Work instruction: Count every line below that contains "JSON", then give that count and nothing else.

──────── Records supplied ────────

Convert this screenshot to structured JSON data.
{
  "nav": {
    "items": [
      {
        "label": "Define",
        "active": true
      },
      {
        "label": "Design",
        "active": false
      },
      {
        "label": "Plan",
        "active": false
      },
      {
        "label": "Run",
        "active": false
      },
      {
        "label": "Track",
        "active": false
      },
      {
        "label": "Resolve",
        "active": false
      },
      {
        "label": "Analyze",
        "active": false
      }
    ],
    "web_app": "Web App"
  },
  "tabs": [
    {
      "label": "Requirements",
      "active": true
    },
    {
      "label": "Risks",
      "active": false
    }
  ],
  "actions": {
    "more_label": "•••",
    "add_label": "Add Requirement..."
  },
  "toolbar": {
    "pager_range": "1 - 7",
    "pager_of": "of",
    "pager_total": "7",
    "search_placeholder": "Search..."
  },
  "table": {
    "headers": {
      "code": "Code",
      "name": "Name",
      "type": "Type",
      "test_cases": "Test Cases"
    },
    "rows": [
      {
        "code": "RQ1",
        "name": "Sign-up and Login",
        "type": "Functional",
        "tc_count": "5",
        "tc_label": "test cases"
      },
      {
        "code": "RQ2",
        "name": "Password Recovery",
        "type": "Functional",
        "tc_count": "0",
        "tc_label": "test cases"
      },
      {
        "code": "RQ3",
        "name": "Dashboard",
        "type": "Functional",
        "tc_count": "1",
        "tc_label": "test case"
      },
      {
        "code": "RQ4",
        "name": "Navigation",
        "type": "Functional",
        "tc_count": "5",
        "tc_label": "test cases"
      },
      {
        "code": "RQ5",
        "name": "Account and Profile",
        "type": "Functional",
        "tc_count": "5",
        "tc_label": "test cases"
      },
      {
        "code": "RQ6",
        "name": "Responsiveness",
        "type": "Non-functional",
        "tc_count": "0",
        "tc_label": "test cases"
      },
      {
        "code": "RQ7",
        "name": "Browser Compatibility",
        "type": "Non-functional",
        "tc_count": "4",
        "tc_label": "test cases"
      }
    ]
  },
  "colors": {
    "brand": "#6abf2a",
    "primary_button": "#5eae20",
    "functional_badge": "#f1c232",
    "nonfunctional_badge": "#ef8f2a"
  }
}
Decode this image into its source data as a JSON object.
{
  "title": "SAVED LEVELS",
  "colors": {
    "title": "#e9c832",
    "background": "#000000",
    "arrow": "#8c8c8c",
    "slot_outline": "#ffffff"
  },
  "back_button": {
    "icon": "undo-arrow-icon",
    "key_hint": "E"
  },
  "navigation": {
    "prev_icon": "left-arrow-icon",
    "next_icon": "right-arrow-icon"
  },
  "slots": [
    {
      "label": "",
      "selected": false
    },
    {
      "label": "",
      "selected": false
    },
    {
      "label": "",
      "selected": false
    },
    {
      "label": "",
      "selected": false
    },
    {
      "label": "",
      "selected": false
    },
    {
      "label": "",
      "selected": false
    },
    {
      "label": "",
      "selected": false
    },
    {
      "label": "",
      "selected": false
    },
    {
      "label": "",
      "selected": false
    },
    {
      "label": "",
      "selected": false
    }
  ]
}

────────
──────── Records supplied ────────

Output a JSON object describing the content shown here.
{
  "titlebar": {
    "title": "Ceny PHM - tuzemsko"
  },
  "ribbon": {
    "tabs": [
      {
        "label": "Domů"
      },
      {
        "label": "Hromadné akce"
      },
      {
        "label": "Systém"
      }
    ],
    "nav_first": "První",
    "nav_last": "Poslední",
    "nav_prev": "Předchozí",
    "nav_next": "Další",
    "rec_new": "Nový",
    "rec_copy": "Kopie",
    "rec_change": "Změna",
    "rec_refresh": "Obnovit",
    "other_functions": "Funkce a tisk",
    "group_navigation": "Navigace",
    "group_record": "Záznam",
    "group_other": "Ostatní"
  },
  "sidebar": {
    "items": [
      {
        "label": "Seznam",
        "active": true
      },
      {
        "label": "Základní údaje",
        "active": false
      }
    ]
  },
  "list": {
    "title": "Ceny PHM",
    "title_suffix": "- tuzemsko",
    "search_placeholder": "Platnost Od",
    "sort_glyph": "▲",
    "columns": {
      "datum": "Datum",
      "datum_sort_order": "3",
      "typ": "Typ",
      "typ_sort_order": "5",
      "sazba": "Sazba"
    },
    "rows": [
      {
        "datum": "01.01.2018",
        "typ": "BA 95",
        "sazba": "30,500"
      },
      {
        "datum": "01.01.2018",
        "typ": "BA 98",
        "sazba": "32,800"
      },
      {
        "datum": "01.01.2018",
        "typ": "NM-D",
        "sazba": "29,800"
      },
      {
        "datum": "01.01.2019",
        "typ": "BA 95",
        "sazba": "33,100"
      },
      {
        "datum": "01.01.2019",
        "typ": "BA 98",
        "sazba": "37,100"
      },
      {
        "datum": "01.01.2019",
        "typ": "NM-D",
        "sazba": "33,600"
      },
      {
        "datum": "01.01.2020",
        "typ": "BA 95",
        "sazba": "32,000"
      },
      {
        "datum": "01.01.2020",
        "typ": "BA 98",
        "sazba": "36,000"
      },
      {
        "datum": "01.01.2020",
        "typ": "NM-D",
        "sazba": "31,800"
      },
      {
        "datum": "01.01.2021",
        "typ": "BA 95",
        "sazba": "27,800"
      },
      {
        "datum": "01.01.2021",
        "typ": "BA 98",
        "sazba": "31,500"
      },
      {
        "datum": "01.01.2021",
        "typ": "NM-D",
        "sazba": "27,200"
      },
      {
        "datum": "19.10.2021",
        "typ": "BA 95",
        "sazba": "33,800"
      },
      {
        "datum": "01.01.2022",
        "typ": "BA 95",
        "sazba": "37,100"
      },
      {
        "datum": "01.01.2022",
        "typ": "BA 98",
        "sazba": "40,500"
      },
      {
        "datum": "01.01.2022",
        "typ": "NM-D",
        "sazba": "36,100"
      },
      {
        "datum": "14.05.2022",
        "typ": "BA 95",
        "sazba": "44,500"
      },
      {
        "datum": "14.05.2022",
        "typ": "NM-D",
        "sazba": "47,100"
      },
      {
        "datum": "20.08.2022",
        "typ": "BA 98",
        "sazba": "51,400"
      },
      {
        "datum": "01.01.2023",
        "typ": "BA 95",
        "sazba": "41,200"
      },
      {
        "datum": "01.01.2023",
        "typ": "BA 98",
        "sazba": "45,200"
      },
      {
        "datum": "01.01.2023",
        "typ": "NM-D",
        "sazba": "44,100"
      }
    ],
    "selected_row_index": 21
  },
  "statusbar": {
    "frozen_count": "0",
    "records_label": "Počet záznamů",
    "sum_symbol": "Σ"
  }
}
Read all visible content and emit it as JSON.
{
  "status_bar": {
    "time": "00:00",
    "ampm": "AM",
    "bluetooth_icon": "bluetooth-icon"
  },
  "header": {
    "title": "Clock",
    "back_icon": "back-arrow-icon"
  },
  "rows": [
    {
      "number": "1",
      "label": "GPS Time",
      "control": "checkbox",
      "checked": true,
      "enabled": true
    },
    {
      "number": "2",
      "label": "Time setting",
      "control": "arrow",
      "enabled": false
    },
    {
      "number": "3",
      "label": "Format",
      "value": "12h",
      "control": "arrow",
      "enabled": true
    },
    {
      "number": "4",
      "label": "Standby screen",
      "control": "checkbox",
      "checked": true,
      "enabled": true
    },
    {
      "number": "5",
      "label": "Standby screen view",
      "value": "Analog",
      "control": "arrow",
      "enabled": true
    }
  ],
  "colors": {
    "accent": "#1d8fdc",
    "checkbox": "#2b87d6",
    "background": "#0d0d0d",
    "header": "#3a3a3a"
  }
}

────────

Worked solution: 4